[Excerpts from an interface dataset]
◆ ◆ ◆ ◆ ◆ ◆ ◆
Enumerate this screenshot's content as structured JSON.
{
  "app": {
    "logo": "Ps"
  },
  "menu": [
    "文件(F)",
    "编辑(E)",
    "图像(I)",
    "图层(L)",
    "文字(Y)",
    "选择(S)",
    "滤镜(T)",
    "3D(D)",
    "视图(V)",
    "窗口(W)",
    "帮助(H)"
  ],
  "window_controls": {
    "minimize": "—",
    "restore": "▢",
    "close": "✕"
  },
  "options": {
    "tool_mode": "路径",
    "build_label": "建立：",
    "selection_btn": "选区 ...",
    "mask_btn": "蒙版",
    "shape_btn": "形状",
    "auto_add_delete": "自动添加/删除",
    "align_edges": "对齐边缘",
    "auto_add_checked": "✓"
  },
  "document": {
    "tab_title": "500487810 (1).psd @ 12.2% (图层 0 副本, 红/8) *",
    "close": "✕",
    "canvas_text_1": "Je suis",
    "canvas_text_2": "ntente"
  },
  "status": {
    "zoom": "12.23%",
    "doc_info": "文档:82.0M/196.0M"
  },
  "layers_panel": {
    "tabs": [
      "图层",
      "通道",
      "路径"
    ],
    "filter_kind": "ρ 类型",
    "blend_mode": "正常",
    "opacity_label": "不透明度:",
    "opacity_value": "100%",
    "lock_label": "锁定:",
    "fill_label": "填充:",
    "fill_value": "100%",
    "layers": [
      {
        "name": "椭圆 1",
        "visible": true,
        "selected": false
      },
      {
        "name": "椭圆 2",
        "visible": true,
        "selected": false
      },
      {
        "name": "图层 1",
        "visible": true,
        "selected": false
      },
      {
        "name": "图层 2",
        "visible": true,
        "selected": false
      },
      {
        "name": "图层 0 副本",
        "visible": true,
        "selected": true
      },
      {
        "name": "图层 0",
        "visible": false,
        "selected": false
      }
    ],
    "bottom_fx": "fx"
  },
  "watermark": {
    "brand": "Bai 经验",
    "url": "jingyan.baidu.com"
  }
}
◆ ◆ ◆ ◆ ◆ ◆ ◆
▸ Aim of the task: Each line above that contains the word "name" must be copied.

▸ Reply:
        "name": "椭圆 1",
        "name": "椭圆 2",
        "name": "图层 1",
        "name": "图层 2",
        "name": "图层 0 副本",
        "name": "图层 0",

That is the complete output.